• TASK TO COMPLETE: Each line of the data should be duplicated precisely.

• RECORDS PROVIDED:
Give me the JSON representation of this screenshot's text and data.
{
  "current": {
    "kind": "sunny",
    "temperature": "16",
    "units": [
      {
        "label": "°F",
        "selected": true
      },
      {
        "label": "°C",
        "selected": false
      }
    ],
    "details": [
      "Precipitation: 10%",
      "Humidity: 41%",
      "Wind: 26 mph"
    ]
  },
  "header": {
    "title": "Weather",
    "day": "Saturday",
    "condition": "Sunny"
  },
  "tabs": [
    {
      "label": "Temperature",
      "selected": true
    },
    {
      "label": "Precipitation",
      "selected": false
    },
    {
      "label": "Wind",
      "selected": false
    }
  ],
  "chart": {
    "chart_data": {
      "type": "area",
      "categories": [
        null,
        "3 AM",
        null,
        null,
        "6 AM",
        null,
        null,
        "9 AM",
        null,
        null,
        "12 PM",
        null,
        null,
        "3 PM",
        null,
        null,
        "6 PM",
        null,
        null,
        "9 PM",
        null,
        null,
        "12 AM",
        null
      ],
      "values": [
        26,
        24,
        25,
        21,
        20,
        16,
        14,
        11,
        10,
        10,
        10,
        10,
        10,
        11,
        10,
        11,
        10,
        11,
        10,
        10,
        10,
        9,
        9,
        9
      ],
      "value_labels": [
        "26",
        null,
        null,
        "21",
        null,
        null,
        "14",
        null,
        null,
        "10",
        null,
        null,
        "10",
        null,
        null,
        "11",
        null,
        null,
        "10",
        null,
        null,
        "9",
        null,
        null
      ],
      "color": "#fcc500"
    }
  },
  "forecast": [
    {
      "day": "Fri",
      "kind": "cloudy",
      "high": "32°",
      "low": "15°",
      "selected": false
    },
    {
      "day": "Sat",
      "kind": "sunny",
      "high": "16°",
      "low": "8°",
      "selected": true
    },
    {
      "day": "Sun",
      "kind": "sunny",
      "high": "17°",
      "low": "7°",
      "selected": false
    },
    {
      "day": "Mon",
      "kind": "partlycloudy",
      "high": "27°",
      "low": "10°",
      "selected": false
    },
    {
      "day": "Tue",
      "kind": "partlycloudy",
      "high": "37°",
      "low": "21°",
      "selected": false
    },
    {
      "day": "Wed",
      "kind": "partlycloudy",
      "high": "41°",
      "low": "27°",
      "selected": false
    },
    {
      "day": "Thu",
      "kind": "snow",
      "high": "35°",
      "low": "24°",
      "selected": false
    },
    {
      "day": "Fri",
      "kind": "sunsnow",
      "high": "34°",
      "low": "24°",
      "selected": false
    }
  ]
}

• YOUR SOLUTION:
Give me the JSON representation of this screenshot's text and data.
{
  "current": {
    "kind": "sunny",
    "temperature": "16",
    "units": [
      {
        "label": "°F",
        "selected": true
      },
      {
        "label": "°C",
        "selected": false
      }
    ],
    "details": [
      "Precipitation: 10%",
      "Humidity: 41%",
      "Wind: 26 mph"
    ]
  },
  "header": {
    "title": "Weather",
    "day": "Saturday",
    "condition": "Sunny"
  },
  "tabs": [
    {
      "label": "Temperature",
      "selected": true
    },
    {
      "label": "Precipitation",
      "selected": false
    },
    {
      "label": "Wind",
      "selected": false
    }
  ],
  "chart": {
    "chart_data": {
      "type": "area",
      "categories": [
        null,
        "3 AM",
        null,
        null,
        "6 AM",
        null,
        null,
        "9 AM",
        null,
        null,
        "12 PM",
        null,
        null,
        "3 PM",
        null,
        null,
        "6 PM",
        null,
        null,
        "9 PM",
        null,
        null,
        "12 AM",
        null
      ],
      "values": [
        26,
        24,
        25,
        21,
        20,
        16,
        14,
        11,
        10,
        10,
        10,
        10,
        10,
        11,
        10,
        11,
        10,
        11,
        10,
        10,
        10,
        9,
        9,
        9
      ],
      "value_labels": [
        "26",
        null,
        null,
        "21",
        null,
        null,
        "14",
        null,
        null,
        "10",
        null,
        null,
        "10",
        null,
        null,
        "11",
        null,
        null,
        "10",
        null,
        null,
        "9",
        null,
        null
      ],
      "color": "#fcc500"
    }
  },
  "forecast": [
    {
      "day": "Fri",
      "kind": "cloudy",
      "high": "32°",
      "low": "15°",
      "selected": false
    },
    {
      "day": "Sat",
      "kind": "sunny",
      "high": "16°",
      "low": "8°",
      "selected": true
    },
    {
      "day": "Sun",
      "kind": "sunny",
      "high": "17°",
      "low": "7°",
      "selected": false
    },
    {
      "day": "Mon",
      "kind": "partlycloudy",
      "high": "27°",
      "low": "10°",
      "selected": false
    },
    {
      "day": "Tue",
      "kind": "partlycloudy",
      "high": "37°",
      "low": "21°",
      "selected": false
    },
    {
      "day": "Wed",
      "kind": "partlycloudy",
      "high": "41°",
      "low": "27°",
      "selected": false
    },
    {
      "day": "Thu",
      "kind": "snow",
      "high": "35°",
      "low": "24°",
      "selected": false
    },
    {
      "day": "Fri",
      "kind": "sunsnow",
      "high": "34°",
      "low": "24°",
      "selected": false
    }
  ]
}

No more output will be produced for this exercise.